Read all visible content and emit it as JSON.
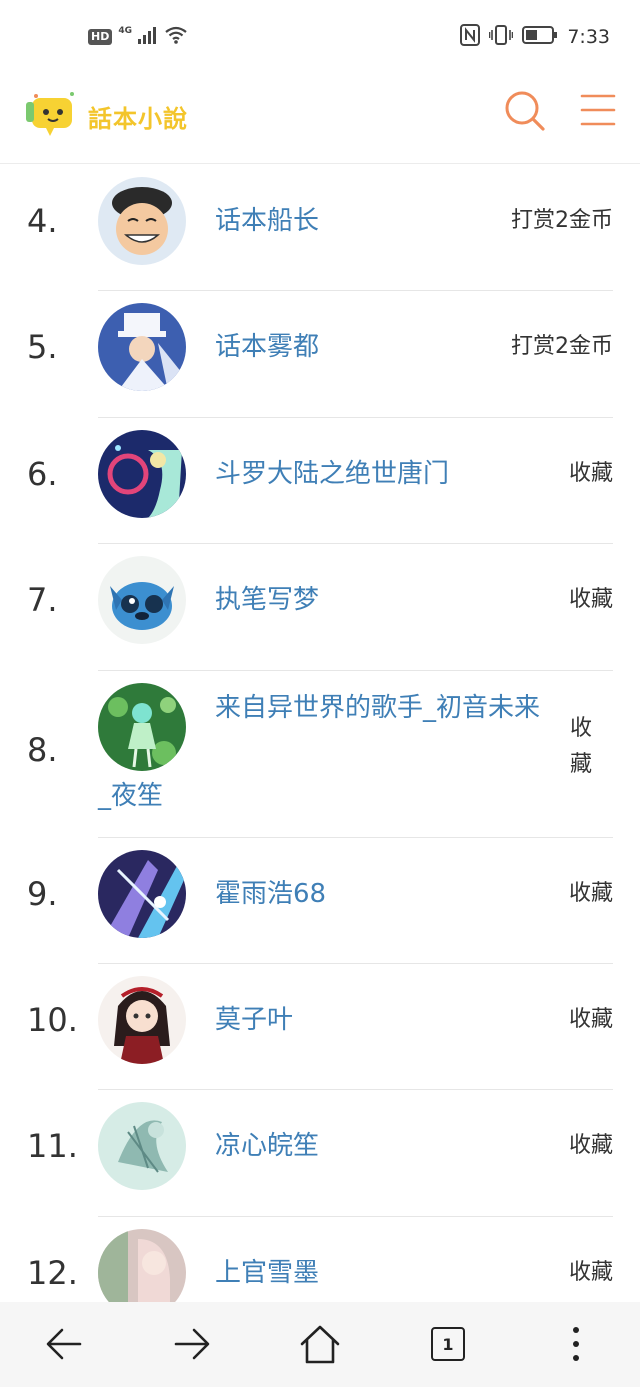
{
  "status_bar": {
    "hd": "HD",
    "network": "4G",
    "time": "7:33",
    "icons": [
      "signal-icon",
      "wifi-icon",
      "nfc-icon",
      "vibrate-icon",
      "battery-icon"
    ]
  },
  "header": {
    "logo_text": "話本小說",
    "icons": [
      "search-icon",
      "menu-icon"
    ],
    "accent_color": "#f08c5a",
    "logo_color": "#f3c52b"
  },
  "rank_list": [
    {
      "rank": "4.",
      "name": "话本船长",
      "action": "打赏2金币"
    },
    {
      "rank": "5.",
      "name": "话本雾都",
      "action": "打赏2金币"
    },
    {
      "rank": "6.",
      "name": "斗罗大陆之绝世唐门",
      "action": "收藏"
    },
    {
      "rank": "7.",
      "name": "执笔写梦",
      "action": "收藏"
    },
    {
      "rank": "8.",
      "name": "来自异世界的歌手_初音未来",
      "name_tail": "_夜笙",
      "action": "收藏"
    },
    {
      "rank": "9.",
      "name": "霍雨浩68",
      "action": "收藏"
    },
    {
      "rank": "10.",
      "name": "莫子叶",
      "action": "收藏"
    },
    {
      "rank": "11.",
      "name": "凉心皖笙",
      "action": "收藏"
    },
    {
      "rank": "12.",
      "name": "上官雪墨",
      "action": "收藏"
    }
  ],
  "bottom_nav": {
    "tab_count": "1",
    "icons": [
      "back-arrow-icon",
      "forward-arrow-icon",
      "home-icon",
      "tabs-icon",
      "more-vertical-icon"
    ]
  },
  "colors": {
    "name_link": "#3f7fb6",
    "text": "#333333",
    "separator": "#e6e6e6"
  }
}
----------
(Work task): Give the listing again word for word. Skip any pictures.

(Finished task):
Read all visible content and emit it as JSON.
{
  "status_bar": {
    "hd": "HD",
    "network": "4G",
    "time": "7:33",
    "icons": [
      "signal-icon",
      "wifi-icon",
      "nfc-icon",
      "vibrate-icon",
      "battery-icon"
    ]
  },
  "header": {
    "logo_text": "話本小說",
    "icons": [
      "search-icon",
      "menu-icon"
    ],
    "accent_color": "#f08c5a",
    "logo_color": "#f3c52b"
  },
  "rank_list": [
    {
      "rank": "4.",
      "name": "话本船长",
      "action": "打赏2金币"
    },
    {
      "rank": "5.",
      "name": "话本雾都",
      "action": "打赏2金币"
    },
    {
      "rank": "6.",
      "name": "斗罗大陆之绝世唐门",
      "action": "收藏"
    },
    {
      "rank": "7.",
      "name": "执笔写梦",
      "action": "收藏"
    },
    {
      "rank": "8.",
      "name": "来自异世界的歌手_初音未来",
      "name_tail": "_夜笙",
      "action": "收藏"
    },
    {
      "rank": "9.",
      "name": "霍雨浩68",
      "action": "收藏"
    },
    {
      "rank": "10.",
      "name": "莫子叶",
      "action": "收藏"
    },
    {
      "rank": "11.",
      "name": "凉心皖笙",
      "action": "收藏"
    },
    {
      "rank": "12.",
      "name": "上官雪墨",
      "action": "收藏"
    }
  ],
  "bottom_nav": {
    "tab_count": "1",
    "icons": [
      "back-arrow-icon",
      "forward-arrow-icon",
      "home-icon",
      "tabs-icon",
      "more-vertical-icon"
    ]
  },
  "colors": {
    "name_link": "#3f7fb6",
    "text": "#333333",
    "separator": "#e6e6e6"
  }
}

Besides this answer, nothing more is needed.